tri = Delaunay(coords)
edges = set()
edge_points = []
# loop over triangles:
# ia, ib, ic = indices of corner points of the triangle
for ia, ib, ic in tri.vertices:
pa = coords[ia]
pb = coords[ib]
pc = coords[ic]

# Lengths of sides of triangle
a = math.sqrt((pa[0]-pb[0])**2 + (pa[1]-pb[1])**2)
b = math.sqrt((pb[0]-pc[0])**2 + (pb[1]-pc[1])**2)
c = math.sqrt((pc[0]-pa[0])**2 + (pc[1]-pa[1])**2)

# Semiperimeter of triangle
s = (a + b + c)/2.0

# Area of triangle by Heron's formula
area = math.sqrt(s*(s-a)*(s-b)*(s-c))
circum_r = a*b*c/(4.0*area)

#print circum_r
if circum_r < 1.0/alpha:

m = geometry.MultiLineString(edge_points)
triangles = list(polygonize(m))

concave_hull, edge_points = alpha_shape(points, alpha=1.87)
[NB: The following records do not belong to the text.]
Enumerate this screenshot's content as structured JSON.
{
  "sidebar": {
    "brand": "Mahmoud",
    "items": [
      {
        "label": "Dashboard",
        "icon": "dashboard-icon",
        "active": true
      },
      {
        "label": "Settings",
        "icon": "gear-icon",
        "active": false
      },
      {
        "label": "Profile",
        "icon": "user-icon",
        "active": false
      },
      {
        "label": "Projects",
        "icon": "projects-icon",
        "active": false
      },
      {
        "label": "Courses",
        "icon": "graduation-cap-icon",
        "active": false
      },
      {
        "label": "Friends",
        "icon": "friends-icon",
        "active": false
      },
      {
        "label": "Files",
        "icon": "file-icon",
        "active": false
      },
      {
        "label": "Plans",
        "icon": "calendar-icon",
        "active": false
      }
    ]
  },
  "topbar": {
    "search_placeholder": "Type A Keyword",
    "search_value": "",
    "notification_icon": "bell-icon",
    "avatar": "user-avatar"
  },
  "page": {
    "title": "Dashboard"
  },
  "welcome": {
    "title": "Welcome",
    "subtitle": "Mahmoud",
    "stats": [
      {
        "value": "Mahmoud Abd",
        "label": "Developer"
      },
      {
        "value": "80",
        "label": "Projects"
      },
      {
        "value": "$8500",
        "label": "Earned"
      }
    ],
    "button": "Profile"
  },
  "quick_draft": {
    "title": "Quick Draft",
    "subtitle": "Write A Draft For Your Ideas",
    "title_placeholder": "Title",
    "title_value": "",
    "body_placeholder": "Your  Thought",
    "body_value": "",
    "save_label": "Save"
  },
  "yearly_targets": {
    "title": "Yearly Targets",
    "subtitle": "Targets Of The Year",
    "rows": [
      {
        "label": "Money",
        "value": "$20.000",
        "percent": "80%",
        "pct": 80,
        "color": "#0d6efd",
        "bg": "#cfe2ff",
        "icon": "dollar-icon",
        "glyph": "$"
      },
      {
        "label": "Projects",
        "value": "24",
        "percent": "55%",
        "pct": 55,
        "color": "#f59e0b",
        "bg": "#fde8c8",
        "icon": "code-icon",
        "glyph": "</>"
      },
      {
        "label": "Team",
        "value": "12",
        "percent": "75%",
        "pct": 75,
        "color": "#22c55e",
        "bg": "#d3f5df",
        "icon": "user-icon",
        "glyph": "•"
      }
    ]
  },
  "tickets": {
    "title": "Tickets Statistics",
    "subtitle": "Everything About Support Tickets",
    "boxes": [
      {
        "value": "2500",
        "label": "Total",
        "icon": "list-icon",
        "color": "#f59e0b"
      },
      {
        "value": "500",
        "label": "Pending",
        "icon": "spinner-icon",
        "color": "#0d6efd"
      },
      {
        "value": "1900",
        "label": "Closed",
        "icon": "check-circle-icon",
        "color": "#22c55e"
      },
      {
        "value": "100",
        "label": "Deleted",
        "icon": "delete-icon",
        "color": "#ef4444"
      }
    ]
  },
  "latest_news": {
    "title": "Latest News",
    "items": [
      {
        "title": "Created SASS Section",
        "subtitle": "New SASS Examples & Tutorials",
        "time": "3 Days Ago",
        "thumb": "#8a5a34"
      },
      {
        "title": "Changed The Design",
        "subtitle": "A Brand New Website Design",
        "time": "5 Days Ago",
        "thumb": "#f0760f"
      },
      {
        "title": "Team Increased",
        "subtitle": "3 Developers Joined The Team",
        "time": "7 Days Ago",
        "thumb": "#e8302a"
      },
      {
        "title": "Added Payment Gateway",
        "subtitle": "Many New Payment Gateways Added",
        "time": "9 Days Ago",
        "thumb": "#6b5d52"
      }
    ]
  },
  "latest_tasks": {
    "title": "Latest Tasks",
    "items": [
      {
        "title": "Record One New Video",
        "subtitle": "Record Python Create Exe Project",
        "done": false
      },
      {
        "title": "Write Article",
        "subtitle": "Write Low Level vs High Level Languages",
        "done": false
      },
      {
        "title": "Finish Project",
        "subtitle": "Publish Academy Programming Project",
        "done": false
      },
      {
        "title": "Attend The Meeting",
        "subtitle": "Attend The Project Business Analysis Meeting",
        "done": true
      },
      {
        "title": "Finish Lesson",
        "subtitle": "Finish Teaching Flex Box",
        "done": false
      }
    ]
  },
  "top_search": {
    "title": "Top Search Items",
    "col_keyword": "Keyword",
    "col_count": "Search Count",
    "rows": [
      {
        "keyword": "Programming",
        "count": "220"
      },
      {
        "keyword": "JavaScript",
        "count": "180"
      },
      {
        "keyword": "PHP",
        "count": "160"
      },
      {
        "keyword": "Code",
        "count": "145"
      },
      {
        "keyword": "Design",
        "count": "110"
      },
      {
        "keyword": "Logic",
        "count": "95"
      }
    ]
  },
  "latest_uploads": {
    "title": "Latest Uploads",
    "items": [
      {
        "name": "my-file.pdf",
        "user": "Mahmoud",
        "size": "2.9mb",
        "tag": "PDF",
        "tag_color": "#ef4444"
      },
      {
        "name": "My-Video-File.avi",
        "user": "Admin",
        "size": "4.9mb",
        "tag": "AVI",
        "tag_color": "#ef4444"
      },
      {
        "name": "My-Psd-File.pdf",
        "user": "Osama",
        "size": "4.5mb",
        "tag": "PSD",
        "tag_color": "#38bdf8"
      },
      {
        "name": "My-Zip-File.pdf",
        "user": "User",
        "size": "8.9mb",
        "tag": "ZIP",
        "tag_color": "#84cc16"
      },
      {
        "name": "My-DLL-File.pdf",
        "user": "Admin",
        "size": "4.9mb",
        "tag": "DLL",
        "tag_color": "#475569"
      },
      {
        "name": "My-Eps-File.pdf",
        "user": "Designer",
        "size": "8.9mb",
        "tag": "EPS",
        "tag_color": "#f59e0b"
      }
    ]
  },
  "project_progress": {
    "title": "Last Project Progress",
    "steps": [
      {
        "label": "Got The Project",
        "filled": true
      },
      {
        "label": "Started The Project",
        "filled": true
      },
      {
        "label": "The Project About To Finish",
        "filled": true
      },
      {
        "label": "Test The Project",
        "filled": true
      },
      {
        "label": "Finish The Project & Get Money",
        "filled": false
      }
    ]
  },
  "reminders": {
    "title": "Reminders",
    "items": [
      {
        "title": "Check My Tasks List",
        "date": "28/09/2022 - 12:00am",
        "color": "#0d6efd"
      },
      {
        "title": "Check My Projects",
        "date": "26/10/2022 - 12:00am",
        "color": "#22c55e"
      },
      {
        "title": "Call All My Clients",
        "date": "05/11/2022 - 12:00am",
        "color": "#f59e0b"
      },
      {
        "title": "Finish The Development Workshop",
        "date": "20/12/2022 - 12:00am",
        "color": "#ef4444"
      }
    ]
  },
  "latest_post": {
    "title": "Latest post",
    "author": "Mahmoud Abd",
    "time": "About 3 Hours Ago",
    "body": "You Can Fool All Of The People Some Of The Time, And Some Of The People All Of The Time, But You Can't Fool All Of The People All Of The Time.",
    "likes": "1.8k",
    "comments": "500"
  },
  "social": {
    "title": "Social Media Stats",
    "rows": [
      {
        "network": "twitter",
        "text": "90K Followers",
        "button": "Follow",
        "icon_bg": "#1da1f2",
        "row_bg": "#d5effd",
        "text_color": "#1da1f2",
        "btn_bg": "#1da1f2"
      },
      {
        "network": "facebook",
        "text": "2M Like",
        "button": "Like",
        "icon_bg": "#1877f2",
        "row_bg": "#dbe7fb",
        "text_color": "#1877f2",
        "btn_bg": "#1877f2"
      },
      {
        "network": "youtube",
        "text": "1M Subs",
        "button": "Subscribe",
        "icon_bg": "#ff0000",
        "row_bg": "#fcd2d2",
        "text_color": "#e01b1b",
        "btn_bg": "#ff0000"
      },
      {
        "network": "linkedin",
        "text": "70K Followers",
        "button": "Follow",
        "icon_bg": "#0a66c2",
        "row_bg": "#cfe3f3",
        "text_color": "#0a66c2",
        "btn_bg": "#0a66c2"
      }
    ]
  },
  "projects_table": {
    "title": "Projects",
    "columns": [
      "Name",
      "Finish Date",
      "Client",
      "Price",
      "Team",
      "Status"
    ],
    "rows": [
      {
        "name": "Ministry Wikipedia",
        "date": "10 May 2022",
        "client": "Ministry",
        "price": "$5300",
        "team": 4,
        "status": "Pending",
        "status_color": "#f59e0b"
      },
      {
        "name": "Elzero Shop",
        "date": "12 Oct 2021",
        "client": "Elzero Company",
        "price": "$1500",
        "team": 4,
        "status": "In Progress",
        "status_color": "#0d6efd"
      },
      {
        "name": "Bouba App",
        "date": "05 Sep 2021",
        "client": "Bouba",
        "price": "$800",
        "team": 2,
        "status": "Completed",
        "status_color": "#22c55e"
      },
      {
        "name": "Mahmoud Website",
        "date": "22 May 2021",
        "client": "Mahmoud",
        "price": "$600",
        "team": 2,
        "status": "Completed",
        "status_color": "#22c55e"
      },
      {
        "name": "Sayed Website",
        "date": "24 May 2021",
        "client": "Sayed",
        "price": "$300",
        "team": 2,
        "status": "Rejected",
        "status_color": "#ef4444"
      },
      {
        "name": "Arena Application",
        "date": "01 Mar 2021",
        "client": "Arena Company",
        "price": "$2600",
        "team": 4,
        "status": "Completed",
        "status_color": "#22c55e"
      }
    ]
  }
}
_ = plot_polygon(concave_hull)
_ = pl.plot(x,y,'o', color='#f16824')


## well, that didn't really help.¶

It turns out that the alpha value and the scale of the points matters a lot when it comes to how well the Delaunay triangulation method will work. You can usually play with the alpha value to find a suitable response. I'll do both: scale up the "H" and try some different alpha values.

To get more points, I opened up QGIS, drew an "H" like polygon, generated regular points within the bounds of the "H", and then spatially joined them to remove any points outside the "H".

In [9]:
input_shapefile = 'data/demo_poly_scaled_points_join.shp'
new_shapefile = fiona.open(input_shapefile)
new_points = [geometry.shape(point['geometry']) for point in new_shapefile]
print("We have {0} points!".format(len(new_points)))
x = [p.coords.xy[0] for p in new_points]
y = [p.coords.xy[1] for p in new_points]
pl.figure(figsize=(10,10))
_ = pl.plot(x,y,'o', color='#f16824')

We have 497 points!

In [11]:
from matplotlib.collections import LineCollection

for i in range(9):
alpha = (i+1)*.1
concave_hull, edge_points = alpha_shape(new_points, alpha=alpha)

#print concave_hull
lines = LineCollection(edge_points)
pl.figure(figsize=(10,10))
pl.title('Alpha={0} Delaunay triangulation'.format(alpha))